** Opening Recorded information block **
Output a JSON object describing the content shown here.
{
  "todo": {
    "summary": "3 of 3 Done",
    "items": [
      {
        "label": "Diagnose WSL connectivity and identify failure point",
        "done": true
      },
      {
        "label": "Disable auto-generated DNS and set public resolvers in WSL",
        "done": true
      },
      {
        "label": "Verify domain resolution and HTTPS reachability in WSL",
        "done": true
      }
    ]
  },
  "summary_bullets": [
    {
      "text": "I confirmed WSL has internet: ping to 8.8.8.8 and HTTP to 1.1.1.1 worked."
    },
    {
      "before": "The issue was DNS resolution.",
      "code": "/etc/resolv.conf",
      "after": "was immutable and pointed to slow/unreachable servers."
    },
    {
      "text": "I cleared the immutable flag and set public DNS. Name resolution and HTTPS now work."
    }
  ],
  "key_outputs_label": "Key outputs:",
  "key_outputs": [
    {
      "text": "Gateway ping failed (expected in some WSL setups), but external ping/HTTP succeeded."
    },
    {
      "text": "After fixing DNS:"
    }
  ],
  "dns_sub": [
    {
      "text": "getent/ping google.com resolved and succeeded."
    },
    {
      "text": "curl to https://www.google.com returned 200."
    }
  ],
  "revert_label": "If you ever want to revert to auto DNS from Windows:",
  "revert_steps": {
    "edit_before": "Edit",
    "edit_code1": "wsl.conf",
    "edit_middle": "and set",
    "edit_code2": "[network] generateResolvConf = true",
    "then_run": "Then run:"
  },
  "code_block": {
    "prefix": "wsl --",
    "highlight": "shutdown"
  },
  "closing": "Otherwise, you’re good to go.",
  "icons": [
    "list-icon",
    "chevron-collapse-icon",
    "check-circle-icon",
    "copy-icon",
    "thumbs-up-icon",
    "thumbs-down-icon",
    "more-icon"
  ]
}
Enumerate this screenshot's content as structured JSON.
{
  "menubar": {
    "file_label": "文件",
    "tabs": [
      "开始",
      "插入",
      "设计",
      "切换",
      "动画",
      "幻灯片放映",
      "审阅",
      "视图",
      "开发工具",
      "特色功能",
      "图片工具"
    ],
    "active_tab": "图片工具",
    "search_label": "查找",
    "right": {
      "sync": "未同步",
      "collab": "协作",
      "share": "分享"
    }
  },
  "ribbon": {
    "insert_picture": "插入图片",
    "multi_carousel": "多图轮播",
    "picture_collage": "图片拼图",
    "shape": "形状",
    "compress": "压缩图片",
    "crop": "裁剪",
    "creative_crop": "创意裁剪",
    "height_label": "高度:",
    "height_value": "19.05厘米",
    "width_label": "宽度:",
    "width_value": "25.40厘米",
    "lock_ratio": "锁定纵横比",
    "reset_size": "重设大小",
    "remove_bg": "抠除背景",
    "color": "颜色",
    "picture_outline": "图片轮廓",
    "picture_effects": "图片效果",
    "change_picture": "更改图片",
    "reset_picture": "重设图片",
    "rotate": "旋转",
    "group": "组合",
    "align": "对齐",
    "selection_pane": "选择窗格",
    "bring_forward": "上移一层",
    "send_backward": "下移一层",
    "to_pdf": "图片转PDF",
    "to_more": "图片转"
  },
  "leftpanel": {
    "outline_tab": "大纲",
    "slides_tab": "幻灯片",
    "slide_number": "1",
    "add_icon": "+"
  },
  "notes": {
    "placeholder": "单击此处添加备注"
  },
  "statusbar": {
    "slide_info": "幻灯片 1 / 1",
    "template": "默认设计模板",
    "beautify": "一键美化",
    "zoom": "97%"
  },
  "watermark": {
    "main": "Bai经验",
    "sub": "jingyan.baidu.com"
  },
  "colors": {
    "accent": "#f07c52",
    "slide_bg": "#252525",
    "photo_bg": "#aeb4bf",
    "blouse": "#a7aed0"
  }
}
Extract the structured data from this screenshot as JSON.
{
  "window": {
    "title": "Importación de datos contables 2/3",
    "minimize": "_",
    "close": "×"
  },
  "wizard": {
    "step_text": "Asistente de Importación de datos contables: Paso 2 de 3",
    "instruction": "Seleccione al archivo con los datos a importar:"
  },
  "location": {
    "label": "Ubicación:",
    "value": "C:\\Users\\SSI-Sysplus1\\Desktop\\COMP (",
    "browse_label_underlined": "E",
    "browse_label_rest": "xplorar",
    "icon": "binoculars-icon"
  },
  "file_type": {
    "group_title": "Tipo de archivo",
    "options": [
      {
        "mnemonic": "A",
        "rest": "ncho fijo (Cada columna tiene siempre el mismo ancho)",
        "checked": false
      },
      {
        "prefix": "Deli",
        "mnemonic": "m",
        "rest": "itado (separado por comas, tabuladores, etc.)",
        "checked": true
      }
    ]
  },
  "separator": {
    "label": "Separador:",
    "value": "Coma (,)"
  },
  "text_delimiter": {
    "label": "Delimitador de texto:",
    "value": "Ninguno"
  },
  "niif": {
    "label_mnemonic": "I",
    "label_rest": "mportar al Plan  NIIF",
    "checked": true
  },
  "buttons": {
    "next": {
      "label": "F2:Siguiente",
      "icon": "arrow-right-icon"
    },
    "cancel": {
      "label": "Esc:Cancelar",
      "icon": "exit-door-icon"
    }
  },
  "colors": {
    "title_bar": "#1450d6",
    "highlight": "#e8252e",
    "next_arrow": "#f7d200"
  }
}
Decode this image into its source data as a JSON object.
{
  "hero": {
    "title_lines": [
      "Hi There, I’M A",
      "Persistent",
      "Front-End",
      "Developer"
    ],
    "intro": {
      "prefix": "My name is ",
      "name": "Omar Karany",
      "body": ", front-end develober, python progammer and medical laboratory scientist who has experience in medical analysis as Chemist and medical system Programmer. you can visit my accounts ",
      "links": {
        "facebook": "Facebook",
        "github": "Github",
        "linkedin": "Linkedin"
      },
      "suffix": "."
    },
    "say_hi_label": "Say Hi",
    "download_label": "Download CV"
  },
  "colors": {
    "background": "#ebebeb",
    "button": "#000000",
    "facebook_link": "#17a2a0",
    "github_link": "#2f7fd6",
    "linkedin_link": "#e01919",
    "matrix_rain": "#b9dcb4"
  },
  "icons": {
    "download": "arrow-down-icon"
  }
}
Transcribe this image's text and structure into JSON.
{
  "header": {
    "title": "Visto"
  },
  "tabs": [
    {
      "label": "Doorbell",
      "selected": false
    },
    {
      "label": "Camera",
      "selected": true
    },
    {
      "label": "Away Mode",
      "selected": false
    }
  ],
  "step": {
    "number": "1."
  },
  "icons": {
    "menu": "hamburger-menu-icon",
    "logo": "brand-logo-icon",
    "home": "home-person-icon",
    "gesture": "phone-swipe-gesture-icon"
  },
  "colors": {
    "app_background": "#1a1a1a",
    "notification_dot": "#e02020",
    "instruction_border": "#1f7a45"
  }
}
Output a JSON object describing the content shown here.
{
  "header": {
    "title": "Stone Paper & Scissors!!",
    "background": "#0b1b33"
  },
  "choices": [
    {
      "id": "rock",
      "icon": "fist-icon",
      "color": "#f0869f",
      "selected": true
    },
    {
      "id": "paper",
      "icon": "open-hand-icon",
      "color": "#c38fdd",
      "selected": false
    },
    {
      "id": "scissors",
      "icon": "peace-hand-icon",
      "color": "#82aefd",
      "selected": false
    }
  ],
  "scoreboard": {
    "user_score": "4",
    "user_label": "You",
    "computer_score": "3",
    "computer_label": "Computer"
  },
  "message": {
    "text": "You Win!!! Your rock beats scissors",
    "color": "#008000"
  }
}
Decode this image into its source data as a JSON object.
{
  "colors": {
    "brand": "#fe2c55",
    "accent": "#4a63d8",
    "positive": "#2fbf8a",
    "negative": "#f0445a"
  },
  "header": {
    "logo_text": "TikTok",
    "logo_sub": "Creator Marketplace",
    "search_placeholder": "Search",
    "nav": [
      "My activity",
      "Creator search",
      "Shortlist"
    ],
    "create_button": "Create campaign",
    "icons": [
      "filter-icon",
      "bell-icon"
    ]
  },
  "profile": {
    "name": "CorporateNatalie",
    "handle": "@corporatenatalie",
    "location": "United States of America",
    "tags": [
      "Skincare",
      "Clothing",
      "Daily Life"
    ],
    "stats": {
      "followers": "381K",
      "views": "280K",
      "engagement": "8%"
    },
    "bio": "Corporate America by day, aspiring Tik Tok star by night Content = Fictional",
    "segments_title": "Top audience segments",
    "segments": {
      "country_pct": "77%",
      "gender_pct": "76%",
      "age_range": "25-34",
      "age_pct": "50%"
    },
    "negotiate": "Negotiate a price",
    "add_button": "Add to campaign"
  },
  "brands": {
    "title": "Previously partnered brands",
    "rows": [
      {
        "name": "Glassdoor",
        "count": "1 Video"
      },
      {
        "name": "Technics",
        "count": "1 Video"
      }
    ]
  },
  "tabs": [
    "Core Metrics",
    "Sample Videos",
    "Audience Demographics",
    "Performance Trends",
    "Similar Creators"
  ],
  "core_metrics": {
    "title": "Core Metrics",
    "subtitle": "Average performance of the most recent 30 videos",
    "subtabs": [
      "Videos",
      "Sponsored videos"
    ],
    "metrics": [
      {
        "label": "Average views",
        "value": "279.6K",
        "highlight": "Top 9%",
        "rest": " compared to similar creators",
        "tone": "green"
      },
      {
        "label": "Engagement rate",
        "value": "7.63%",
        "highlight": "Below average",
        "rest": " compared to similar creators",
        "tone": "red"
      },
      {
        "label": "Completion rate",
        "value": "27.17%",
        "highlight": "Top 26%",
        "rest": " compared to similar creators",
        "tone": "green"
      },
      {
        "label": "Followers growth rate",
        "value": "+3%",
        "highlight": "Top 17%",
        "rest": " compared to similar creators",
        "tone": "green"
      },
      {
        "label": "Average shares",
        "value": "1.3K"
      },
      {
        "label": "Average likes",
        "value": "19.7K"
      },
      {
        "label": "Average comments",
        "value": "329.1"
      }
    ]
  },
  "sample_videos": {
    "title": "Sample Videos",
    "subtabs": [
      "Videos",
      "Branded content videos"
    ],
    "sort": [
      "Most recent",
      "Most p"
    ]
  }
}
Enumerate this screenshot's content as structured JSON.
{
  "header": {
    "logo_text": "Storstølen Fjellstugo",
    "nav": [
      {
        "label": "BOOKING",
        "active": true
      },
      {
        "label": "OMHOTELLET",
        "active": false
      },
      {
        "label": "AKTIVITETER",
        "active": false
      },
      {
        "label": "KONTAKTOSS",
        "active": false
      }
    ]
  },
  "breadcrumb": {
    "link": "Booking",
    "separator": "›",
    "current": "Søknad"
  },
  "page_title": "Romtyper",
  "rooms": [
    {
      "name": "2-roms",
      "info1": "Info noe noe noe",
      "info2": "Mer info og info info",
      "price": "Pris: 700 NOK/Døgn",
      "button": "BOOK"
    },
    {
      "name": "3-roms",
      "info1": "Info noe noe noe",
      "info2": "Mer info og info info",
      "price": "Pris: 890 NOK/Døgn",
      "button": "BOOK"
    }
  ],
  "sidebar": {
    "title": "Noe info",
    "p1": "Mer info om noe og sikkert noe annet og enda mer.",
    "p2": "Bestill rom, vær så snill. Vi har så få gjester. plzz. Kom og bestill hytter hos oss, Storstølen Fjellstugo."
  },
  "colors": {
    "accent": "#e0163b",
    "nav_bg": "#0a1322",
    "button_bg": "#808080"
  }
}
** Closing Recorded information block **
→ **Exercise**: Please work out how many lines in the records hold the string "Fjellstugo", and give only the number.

→ **Answer space**: 2